Give me better public transport and I'll leave the car at home. It's a frequent comment I receive from constituents. I am listening, we are listening.

I was proud to recently vote as a member of the board of Strathclyde Partnership for Transport to put to consultation a route map that will lead to our bus network returning to public control via franchising so that your voices could be heard.

It's no surprise the SPT recommendations are very similar to the bus governance route map agreed by Glasgow City Council in 2022. The SNP-led city council has a bold vision for public transport, including bus priority enhancements on five Strategic Bus Corridors across Glasgow including Dumbarton Road and Great Western Road. SPT is now being bolder under its first-ever SNP chair, Stephen Dornan. Our national government in Edinburgh has also taken positive steps to improve public transport.

Bus deregulation was part of the Thatcherite ‘big bang’ of neo-liberal policy, which allowed for both deregulation and privatisation in the bus market this allowed private companies – and eventually monopolies – to emerge.

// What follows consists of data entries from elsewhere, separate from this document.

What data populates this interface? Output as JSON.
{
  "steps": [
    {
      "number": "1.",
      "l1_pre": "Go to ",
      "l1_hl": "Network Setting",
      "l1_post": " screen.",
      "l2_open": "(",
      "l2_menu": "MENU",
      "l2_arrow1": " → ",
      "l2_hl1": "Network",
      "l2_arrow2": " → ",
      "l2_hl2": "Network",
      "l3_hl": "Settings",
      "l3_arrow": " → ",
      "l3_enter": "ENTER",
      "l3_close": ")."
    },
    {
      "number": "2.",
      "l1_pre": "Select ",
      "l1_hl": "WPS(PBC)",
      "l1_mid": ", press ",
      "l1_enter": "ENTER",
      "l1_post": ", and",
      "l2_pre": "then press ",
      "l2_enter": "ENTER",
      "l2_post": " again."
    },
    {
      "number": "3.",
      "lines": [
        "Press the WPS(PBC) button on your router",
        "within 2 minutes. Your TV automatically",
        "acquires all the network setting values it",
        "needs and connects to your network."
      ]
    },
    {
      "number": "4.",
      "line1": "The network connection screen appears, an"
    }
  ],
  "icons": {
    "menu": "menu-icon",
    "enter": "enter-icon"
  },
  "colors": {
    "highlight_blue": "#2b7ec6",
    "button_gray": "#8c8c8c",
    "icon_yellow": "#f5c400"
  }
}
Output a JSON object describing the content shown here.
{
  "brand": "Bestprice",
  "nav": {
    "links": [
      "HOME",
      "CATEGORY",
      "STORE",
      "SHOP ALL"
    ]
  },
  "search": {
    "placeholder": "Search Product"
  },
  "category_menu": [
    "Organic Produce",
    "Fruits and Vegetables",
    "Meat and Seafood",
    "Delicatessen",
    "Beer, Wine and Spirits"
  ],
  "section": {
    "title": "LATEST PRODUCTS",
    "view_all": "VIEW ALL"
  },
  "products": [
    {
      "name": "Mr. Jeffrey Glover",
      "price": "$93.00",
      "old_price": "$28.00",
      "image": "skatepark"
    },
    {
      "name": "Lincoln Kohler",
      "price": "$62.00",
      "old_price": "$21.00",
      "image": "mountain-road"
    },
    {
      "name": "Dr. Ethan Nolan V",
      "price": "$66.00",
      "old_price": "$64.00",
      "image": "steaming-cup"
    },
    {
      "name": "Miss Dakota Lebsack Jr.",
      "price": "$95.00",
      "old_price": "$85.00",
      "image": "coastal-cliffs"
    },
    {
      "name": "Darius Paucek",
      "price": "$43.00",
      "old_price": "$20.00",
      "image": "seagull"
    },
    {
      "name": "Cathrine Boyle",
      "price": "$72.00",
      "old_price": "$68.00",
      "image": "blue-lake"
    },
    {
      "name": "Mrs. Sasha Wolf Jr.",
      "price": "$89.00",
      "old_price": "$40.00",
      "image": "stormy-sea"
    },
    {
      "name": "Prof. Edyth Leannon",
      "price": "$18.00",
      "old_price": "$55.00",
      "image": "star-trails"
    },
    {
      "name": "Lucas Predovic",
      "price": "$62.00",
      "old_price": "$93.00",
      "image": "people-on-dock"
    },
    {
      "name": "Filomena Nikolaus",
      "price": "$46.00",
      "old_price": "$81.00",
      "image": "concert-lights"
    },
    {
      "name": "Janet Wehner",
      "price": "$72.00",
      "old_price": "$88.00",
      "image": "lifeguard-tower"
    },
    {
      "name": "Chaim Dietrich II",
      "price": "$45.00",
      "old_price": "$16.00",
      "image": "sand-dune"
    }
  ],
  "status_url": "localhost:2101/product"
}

Enabled by the Labour Administration at Glasgow City Council who undervalued the sale at £30m, the resulting hollowing out in our bus capacity and network was an inevitable result. Like the Tories, Labour expected people to ‘get on their bike’ without investing in the active travel network SNP are also doing to tackle their destructive legacy.

The Scottish Government brought ScotRail under public control righting these wrongs. Just a few days ago, data showed it is one of the best-performing train operators in the UK.

SPT is currently delivering an over £200 million modernisation scheme for the Subway, with Sunday operating hours to be expanded upon completion. SPT will also be delivering a new 'smart' version of the zonecard travel pass with new ticket durations available such as day tickets. This will mean seamless journeys across different forms of public transport.

The ambitious Clyde Metro project which will be a key connector, particularly to areas not so well served by existing public transport, moved a step further forward with Glasgow City Council securing over £12 million to assist to move this forward.

When it comes to delivering bus franchising, it's important to be upfront with the public and state two important facts. 1. Franchising won't happen overnight and some patience will be required. 2. Significant money will need to be provided by the Scottish Government and/or the UK Government.

The latter point has been used by some as validation as to why bus franchising should not proceed. Claiming that this would be a waste of public money is a misjudged view in my opinion. The cost is clear but what needs to be highlighted more is the benefits. The economic benefit of public transport is without doubt. It helps someone go to a college course or travel to a new job opening up a range of opportunities. An improved bus network as part of better overall public transport can power the economy while assisting in tackling inequality. If we are serious about the fight against the climate emergency, then good quality public transport is also essential.

For some bus franchising is a matter of ideology, for me it represents the best chance to deliver the radical change to our bus network that the public deserve. I encourage everyone who cares about our bus network to head on to the SPT website and submit their views on the consultation. The SNP have made sure SPT are listening and hearing your voice.